-- Data to process --
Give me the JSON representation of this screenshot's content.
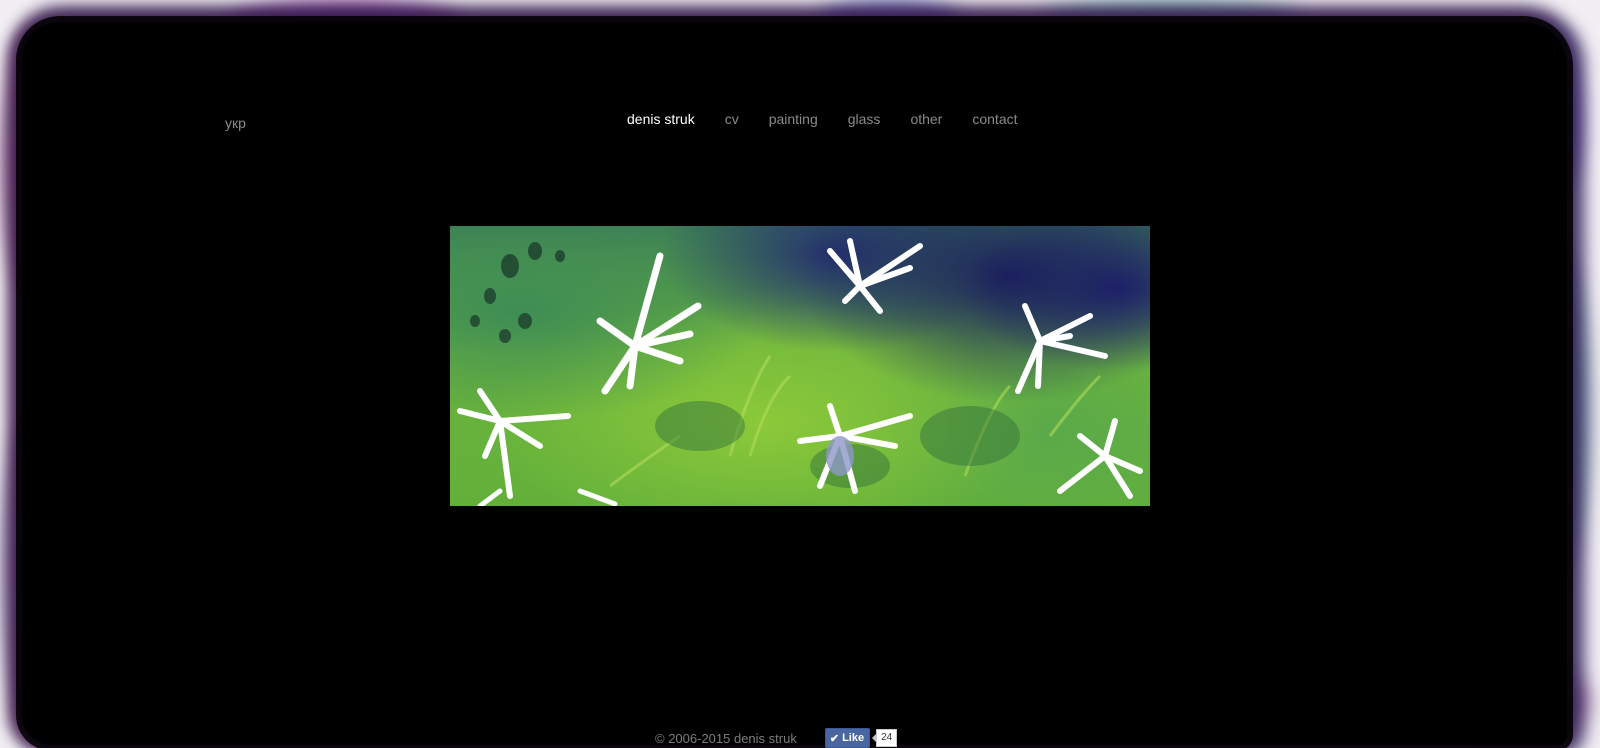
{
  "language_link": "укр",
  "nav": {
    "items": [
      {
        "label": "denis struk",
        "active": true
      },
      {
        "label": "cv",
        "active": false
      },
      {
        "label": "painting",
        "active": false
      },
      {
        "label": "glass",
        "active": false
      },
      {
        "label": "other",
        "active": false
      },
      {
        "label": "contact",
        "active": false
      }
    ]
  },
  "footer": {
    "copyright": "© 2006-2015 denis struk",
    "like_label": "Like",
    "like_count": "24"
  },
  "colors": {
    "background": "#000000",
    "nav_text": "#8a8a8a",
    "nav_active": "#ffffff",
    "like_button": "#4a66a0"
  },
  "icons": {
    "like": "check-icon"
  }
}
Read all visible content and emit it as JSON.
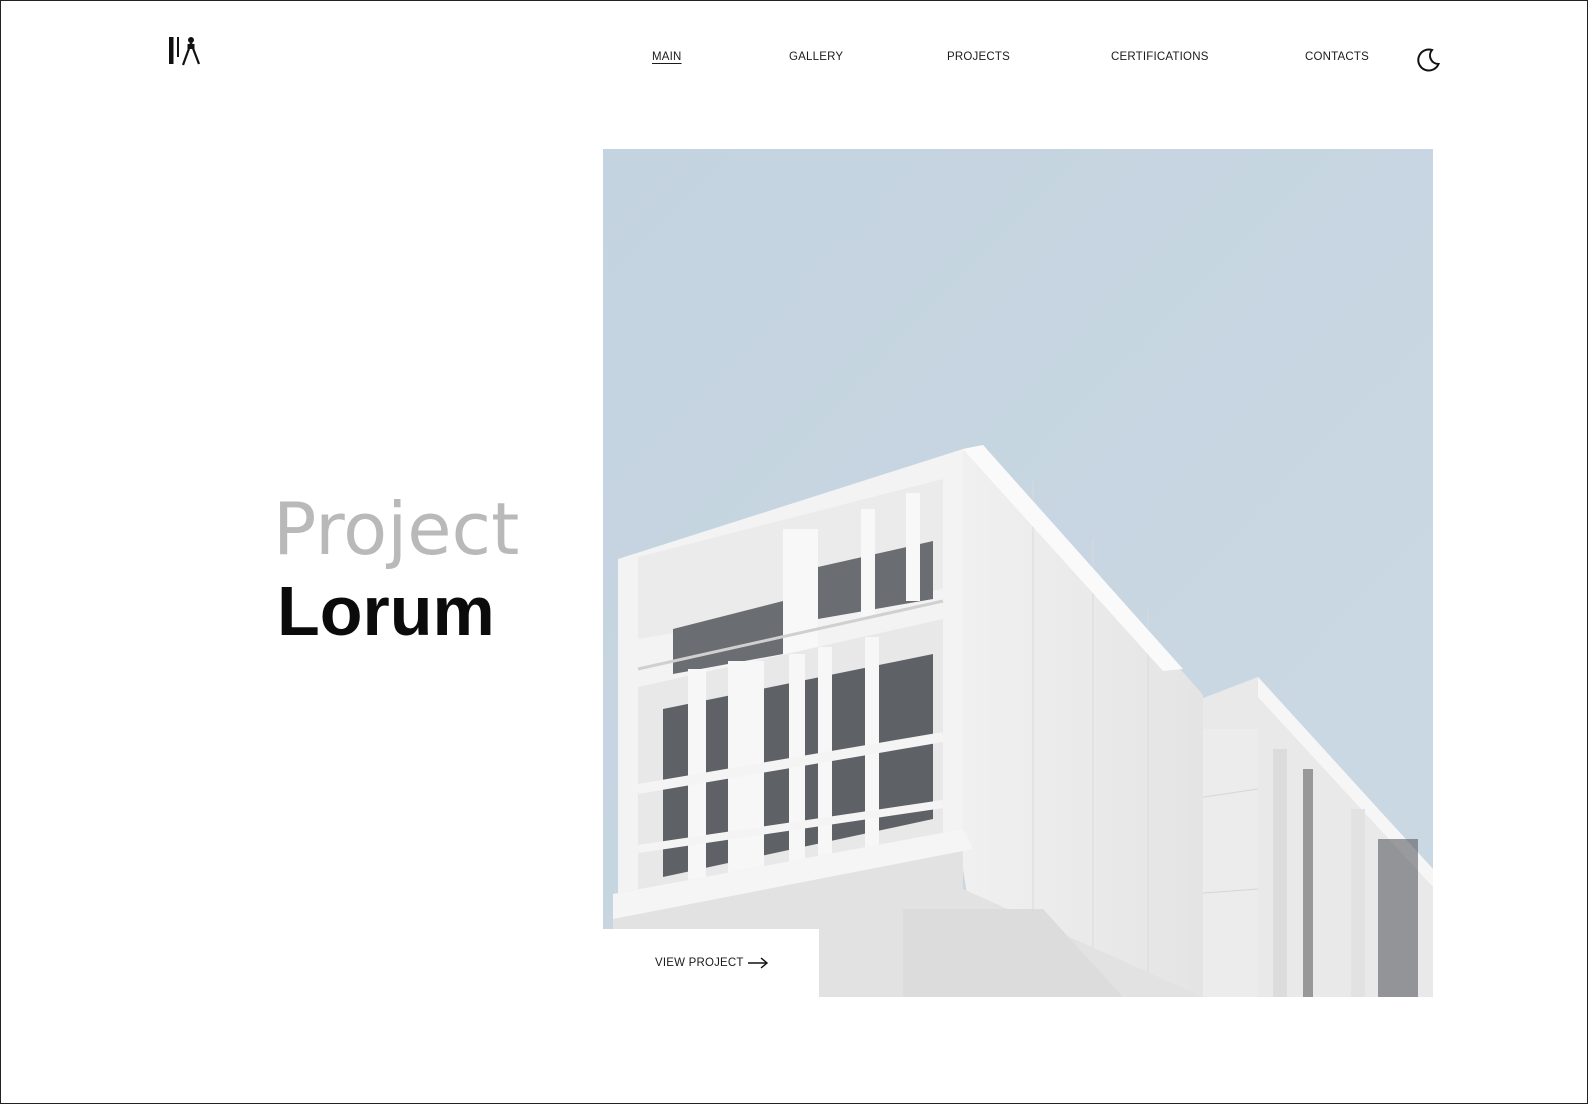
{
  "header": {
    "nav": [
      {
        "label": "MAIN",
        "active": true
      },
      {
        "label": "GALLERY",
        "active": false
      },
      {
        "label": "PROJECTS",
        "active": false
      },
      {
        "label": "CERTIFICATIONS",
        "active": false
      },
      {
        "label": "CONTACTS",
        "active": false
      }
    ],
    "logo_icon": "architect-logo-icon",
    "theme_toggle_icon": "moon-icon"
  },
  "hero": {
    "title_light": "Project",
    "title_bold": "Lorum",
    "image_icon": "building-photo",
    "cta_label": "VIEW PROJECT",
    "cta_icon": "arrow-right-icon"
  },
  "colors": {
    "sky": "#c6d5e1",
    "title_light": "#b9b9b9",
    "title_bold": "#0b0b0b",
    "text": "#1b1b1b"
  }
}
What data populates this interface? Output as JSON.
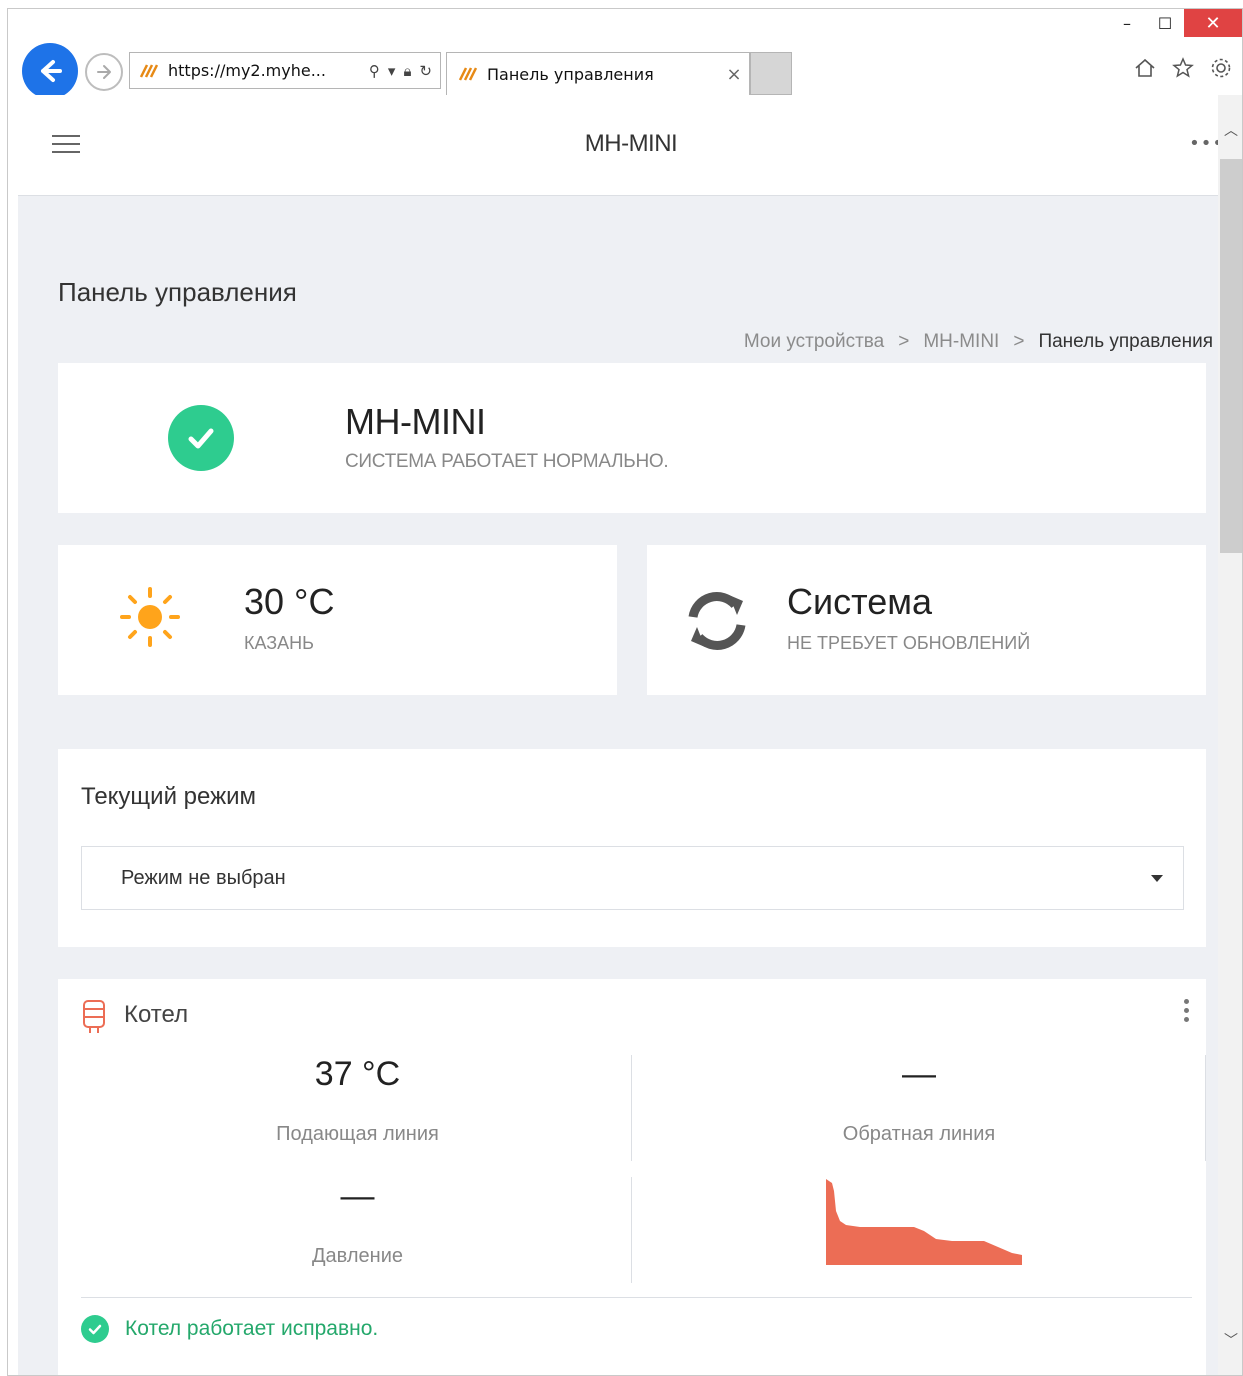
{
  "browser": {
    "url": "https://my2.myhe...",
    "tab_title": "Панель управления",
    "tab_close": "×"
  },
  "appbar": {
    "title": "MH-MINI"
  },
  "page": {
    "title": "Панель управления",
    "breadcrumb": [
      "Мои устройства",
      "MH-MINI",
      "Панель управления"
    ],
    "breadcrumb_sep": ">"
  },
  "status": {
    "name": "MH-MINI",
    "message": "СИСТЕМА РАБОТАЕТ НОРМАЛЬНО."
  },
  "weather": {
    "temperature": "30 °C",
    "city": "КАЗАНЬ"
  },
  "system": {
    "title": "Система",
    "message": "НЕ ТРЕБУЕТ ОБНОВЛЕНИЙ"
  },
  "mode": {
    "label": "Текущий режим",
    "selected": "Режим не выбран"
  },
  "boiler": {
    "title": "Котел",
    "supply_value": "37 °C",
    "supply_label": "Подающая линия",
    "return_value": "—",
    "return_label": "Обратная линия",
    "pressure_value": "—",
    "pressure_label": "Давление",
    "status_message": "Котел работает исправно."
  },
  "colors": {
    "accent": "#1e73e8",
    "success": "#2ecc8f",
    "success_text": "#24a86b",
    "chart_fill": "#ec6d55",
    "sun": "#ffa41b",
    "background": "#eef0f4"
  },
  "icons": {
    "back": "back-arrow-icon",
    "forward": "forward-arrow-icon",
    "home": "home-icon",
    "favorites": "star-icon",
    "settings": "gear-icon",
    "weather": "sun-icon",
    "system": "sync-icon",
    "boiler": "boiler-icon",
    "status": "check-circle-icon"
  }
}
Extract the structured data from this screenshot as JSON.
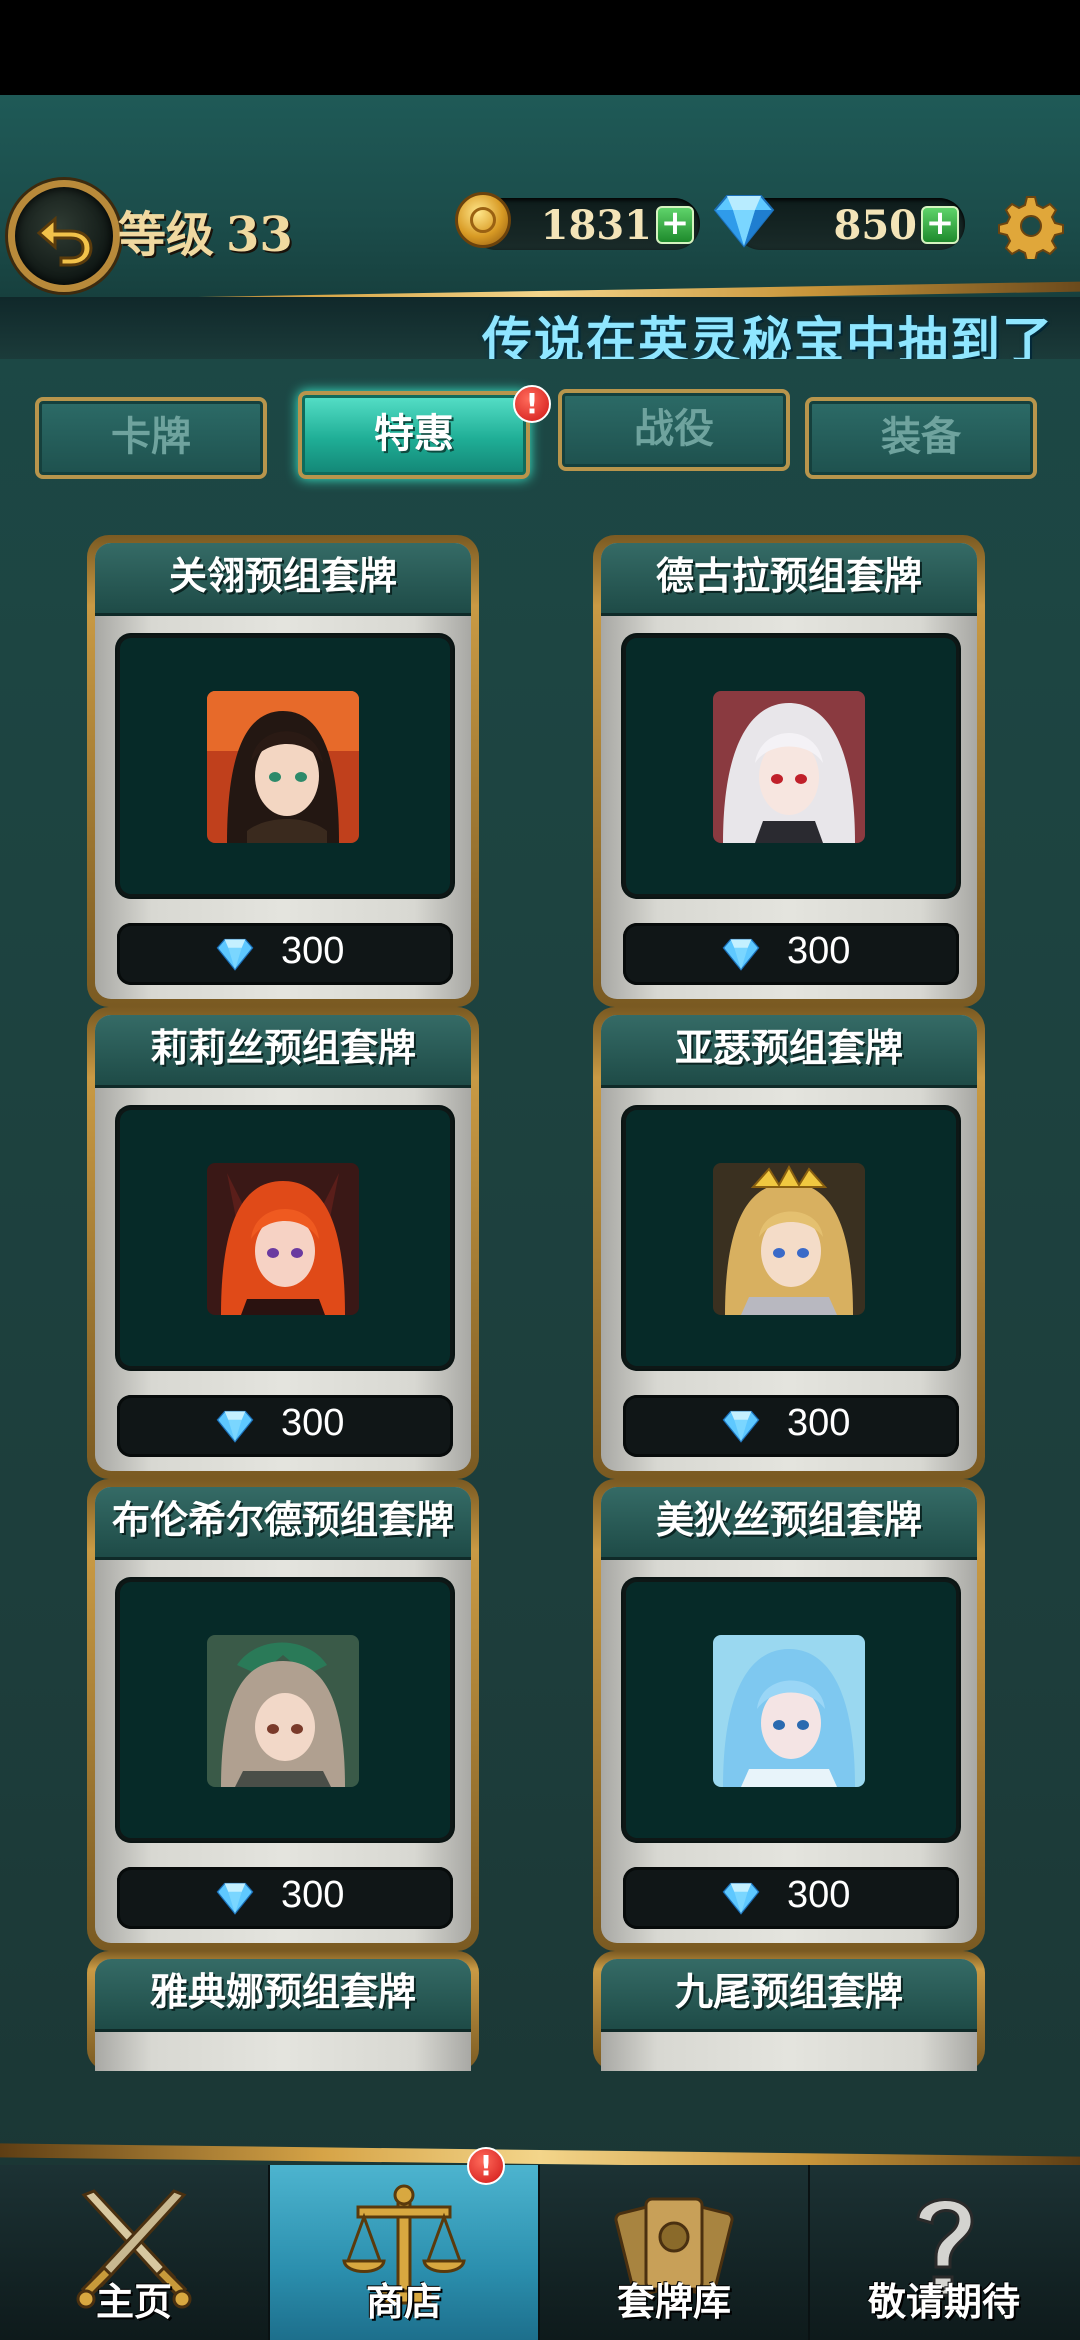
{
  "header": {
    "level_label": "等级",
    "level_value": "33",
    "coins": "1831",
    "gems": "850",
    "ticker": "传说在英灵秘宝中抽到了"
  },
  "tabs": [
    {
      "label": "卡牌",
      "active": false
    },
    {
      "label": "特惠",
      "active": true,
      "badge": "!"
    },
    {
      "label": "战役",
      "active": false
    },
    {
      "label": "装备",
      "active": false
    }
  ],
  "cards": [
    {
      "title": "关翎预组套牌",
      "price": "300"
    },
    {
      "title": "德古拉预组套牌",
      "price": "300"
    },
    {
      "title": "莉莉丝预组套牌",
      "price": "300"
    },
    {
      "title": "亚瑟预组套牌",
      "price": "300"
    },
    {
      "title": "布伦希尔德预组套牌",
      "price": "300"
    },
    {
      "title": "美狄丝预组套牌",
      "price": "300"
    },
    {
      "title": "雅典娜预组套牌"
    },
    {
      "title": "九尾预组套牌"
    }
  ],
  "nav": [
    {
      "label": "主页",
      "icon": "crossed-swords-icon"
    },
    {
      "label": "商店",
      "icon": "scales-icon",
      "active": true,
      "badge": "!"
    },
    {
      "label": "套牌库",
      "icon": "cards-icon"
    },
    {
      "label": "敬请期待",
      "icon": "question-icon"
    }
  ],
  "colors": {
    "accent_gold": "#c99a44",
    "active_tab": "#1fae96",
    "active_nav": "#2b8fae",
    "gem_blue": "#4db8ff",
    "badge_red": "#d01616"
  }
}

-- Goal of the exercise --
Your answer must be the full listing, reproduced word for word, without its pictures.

-- Reply to the exercise --
Give me the JSON representation of this screenshot's content.
{
  "language_link": "укр",
  "nav": {
    "items": [
      {
        "label": "denis struk",
        "active": true
      },
      {
        "label": "cv",
        "active": false
      },
      {
        "label": "painting",
        "active": false
      },
      {
        "label": "glass",
        "active": false
      },
      {
        "label": "other",
        "active": false
      },
      {
        "label": "contact",
        "active": false
      }
    ]
  },
  "footer": {
    "copyright": "© 2006-2015 denis struk",
    "like_label": "Like",
    "like_count": "24"
  },
  "colors": {
    "background": "#000000",
    "nav_text": "#8a8a8a",
    "nav_active": "#ffffff",
    "like_button": "#4a66a0"
  },
  "icons": {
    "like": "check-icon"
  }
}
Read all visible content and emit it as JSON.
{
  "header": {
    "nav": [
      {
        "label": "MAIN",
        "active": true
      },
      {
        "label": "GALLERY",
        "active": false
      },
      {
        "label": "PROJECTS",
        "active": false
      },
      {
        "label": "CERTIFICATIONS",
        "active": false
      },
      {
        "label": "CONTACTS",
        "active": false
      }
    ],
    "logo_icon": "architect-logo-icon",
    "theme_toggle_icon": "moon-icon"
  },
  "hero": {
    "title_light": "Project",
    "title_bold": "Lorum",
    "image_icon": "building-photo",
    "cta_label": "VIEW PROJECT",
    "cta_icon": "arrow-right-icon"
  },
  "colors": {
    "sky": "#c6d5e1",
    "title_light": "#b9b9b9",
    "title_bold": "#0b0b0b",
    "text": "#1b1b1b"
  }
}
What data populates this interface? Output as JSON.
{
  "browser": {
    "url": "https://my2.myhe...",
    "tab_title": "Панель управления",
    "tab_close": "×"
  },
  "appbar": {
    "title": "MH-MINI"
  },
  "page": {
    "title": "Панель управления",
    "breadcrumb": [
      "Мои устройства",
      "MH-MINI",
      "Панель управления"
    ],
    "breadcrumb_sep": ">"
  },
  "status": {
    "name": "MH-MINI",
    "message": "СИСТЕМА РАБОТАЕТ НОРМАЛЬНО."
  },
  "weather": {
    "temperature": "30 °C",
    "city": "КАЗАНЬ"
  },
  "system": {
    "title": "Система",
    "message": "НЕ ТРЕБУЕТ ОБНОВЛЕНИЙ"
  },
  "mode": {
    "label": "Текущий режим",
    "selected": "Режим не выбран"
  },
  "boiler": {
    "title": "Котел",
    "supply_value": "37 °C",
    "supply_label": "Подающая линия",
    "return_value": "—",
    "return_label": "Обратная линия",
    "pressure_value": "—",
    "pressure_label": "Давление",
    "status_message": "Котел работает исправно."
  },
  "colors": {
    "accent": "#1e73e8",
    "success": "#2ecc8f",
    "success_text": "#24a86b",
    "chart_fill": "#ec6d55",
    "sun": "#ffa41b",
    "background": "#eef0f4"
  },
  "icons": {
    "back": "back-arrow-icon",
    "forward": "forward-arrow-icon",
    "home": "home-icon",
    "favorites": "star-icon",
    "settings": "gear-icon",
    "weather": "sun-icon",
    "system": "sync-icon",
    "boiler": "boiler-icon",
    "status": "check-circle-icon"
  }
}
Extract the structured data from this screenshot as JSON.
{
  "header": {
    "level_label": "等级",
    "level_value": "33",
    "coins": "1831",
    "gems": "850",
    "ticker": "传说在英灵秘宝中抽到了"
  },
  "tabs": [
    {
      "label": "卡牌",
      "active": false
    },
    {
      "label": "特惠",
      "active": true,
      "badge": "!"
    },
    {
      "label": "战役",
      "active": false
    },
    {
      "label": "装备",
      "active": false
    }
  ],
  "cards": [
    {
      "title": "关翎预组套牌",
      "price": "300"
    },
    {
      "title": "德古拉预组套牌",
      "price": "300"
    },
    {
      "title": "莉莉丝预组套牌",
      "price": "300"
    },
    {
      "title": "亚瑟预组套牌",
      "price": "300"
    },
    {
      "title": "布伦希尔德预组套牌",
      "price": "300"
    },
    {
      "title": "美狄丝预组套牌",
      "price": "300"
    },
    {
      "title": "雅典娜预组套牌"
    },
    {
      "title": "九尾预组套牌"
    }
  ],
  "nav": [
    {
      "label": "主页",
      "icon": "crossed-swords-icon"
    },
    {
      "label": "商店",
      "icon": "scales-icon",
      "active": true,
      "badge": "!"
    },
    {
      "label": "套牌库",
      "icon": "cards-icon"
    },
    {
      "label": "敬请期待",
      "icon": "question-icon"
    }
  ],
  "colors": {
    "accent_gold": "#c99a44",
    "active_tab": "#1fae96",
    "active_nav": "#2b8fae",
    "gem_blue": "#4db8ff",
    "badge_red": "#d01616"
  }
}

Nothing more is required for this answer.